In many ways, Jim Rivers' Airport Vultures is a prototypical artist album by an electronic dance music artist-DJ. The debut album release showcases multiple sides of its creator (who also produces music under the Suelo name), encompassing as it does the full spectrum of styles associated with house and techno music and doing so in a rather overlong package (in this case seventy-four minutes). Tracks are plentiful in number (thirteen in total), production quality is high, and the sequencing is carefully considered. Six years on from his 2006 debut single Restore (Saw Recordings) and with no shortage of chunky synths, skipping drum machine beats, and wiry bass lines spilling out of Rivers' home studio, Airport Vultures makes for a strong addition to Carl Cox's Intec imprint.
The strings-laced overture “Miles Away” gently eases the listener into Rivers' refined universe of rich electronic sounds and dance rhythms.

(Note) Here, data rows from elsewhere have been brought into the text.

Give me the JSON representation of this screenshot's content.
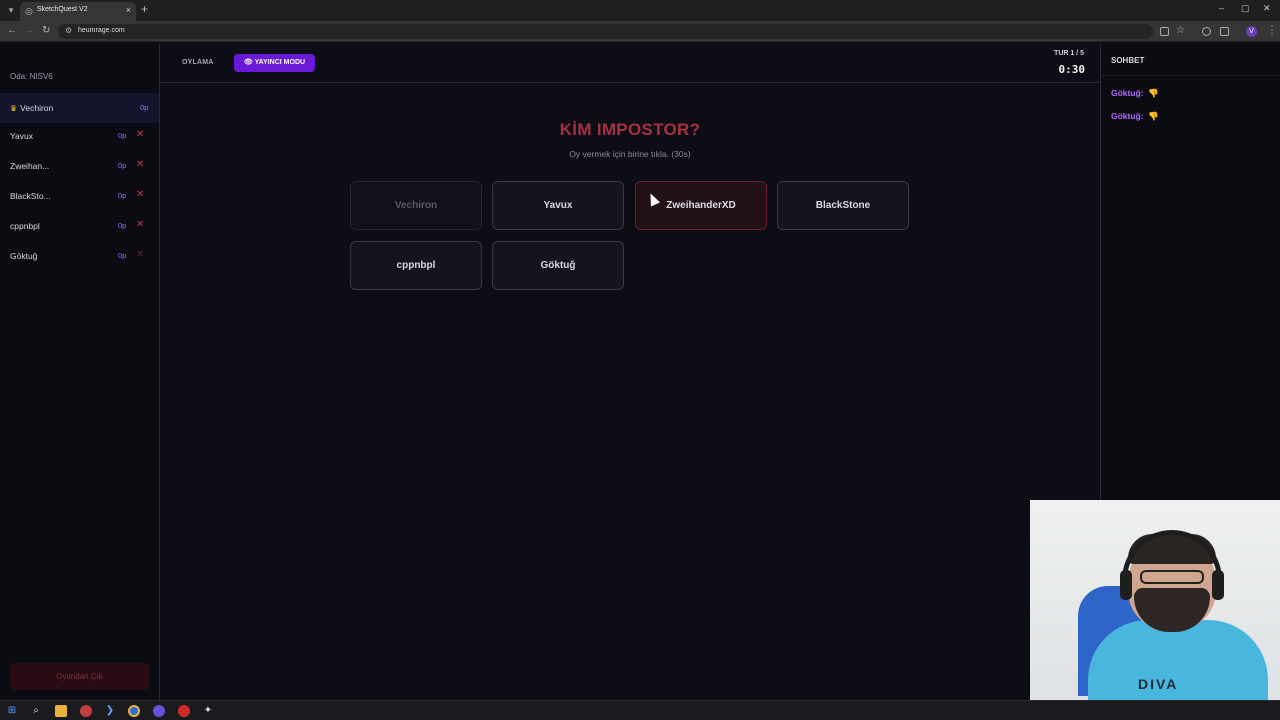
{
  "browser": {
    "tab_title": "SketchQuest V2",
    "url": "heumrage.com",
    "new_tab": "+",
    "tab_close": "×",
    "win_min": "–",
    "win_max": "▢",
    "win_close": "✕"
  },
  "sidebar": {
    "room_code": "Oda: NISV6",
    "players": [
      {
        "name": "Vechiron",
        "score": "0p",
        "host": true
      },
      {
        "name": "Yavux",
        "score": "0p",
        "kick": "✕"
      },
      {
        "name": "Zweihan...",
        "score": "0p",
        "kick": "✕"
      },
      {
        "name": "BlackSto...",
        "score": "0p",
        "kick": "✕"
      },
      {
        "name": "cppnbpl",
        "score": "0p",
        "kick": "✕"
      },
      {
        "name": "Göktuğ",
        "score": "0p",
        "kick": "✕"
      }
    ],
    "leave_label": "Oyundan Çık"
  },
  "topbar": {
    "phase_label": "OYLAMA",
    "streamer_label": "YAYINCI MODU",
    "streamer_icon": "eye-icon",
    "round_label": "TUR 1 / 5",
    "timer": "0:30"
  },
  "vote": {
    "title": "KİM IMPOSTOR?",
    "subtitle": "Oy vermek için birine tıkla. (30s)",
    "candidates": [
      {
        "name": "Vechiron",
        "state": "disabled"
      },
      {
        "name": "Yavux",
        "state": "normal"
      },
      {
        "name": "ZweihanderXD",
        "state": "hover"
      },
      {
        "name": "BlackStone",
        "state": "normal"
      },
      {
        "name": "cppnbpl",
        "state": "normal"
      },
      {
        "name": "Göktuğ",
        "state": "normal"
      }
    ]
  },
  "chat": {
    "title": "SOHBET",
    "messages": [
      {
        "user": "Göktuğ:",
        "emoji": "👎"
      },
      {
        "user": "Göktuğ:",
        "emoji": "👎"
      }
    ]
  },
  "colors": {
    "accent_purple": "#6a1ad6",
    "title_red": "#a8303f",
    "score_purple": "#9b6cff",
    "chat_user": "#b06bff",
    "crown_gold": "#f2c231"
  },
  "webcam": {
    "shirt_print": "DIVA"
  }
}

Artist albums by dance music producers often begin with an intro and Airport Vultures is no exception. We turn to the second cut, “Pheonix” [sic], then, in order to derive a clearer sense of the style of both the producer and the album, and what we find is a predictably polished sampling of vibrant acid-house, maximal in design and verging on trance-like in its uplifting spirit (much like the also-blissful “Nearly There”). Drenched in creamy synths and claps, the track offers a good example of Rivers' hard-grooving style, but as good as it is, it's bettered by “We Can Do This All Night,” a sexy and slinky acid-house raver that Rivers cranks up repeatedly and lets swing mightily. Funky, too, are the slow-builder “Sleepless in Detroit” and jacking title track, which come at the listener in cresting waves and are two of the album's most potent house tracks.
Dub production touches—echo and reverb, specifically—seep into “On the Line,” but it's the bass lines that kick in after the drop-outs that turn the tune into one of the album's funkiest and most club-ready; a seductive stream of piano chords, claps, and hi-hats also deepens the cut's impact and heightens its allure. Rivers sometimes includes a vocal as ornamentation, often nothing more complicated than a chant of the track's title (e.g., “Your Love Uhh”), as a way of enhancing the material with an extra layer of stimulation. Sultry synth atmospherics and an enticing vocal line find “When I Needed You” taking a page out of Superpitcher's book in one of the album's most appealing settings.
His tracks are more slick than raw, but slick needn't mean bloodless or antiseptic, and the album includes only one misfire: the closer “Bells,” a more jazz fusion-styled number that overshadows an appealing piano part with too-busy acoustic drum playing. Rivers also boldly titles one of the tracks “Product,” but he needn't worry about anyone calling him on it: Airport Vultures might be many things, but product it assuredly ain't.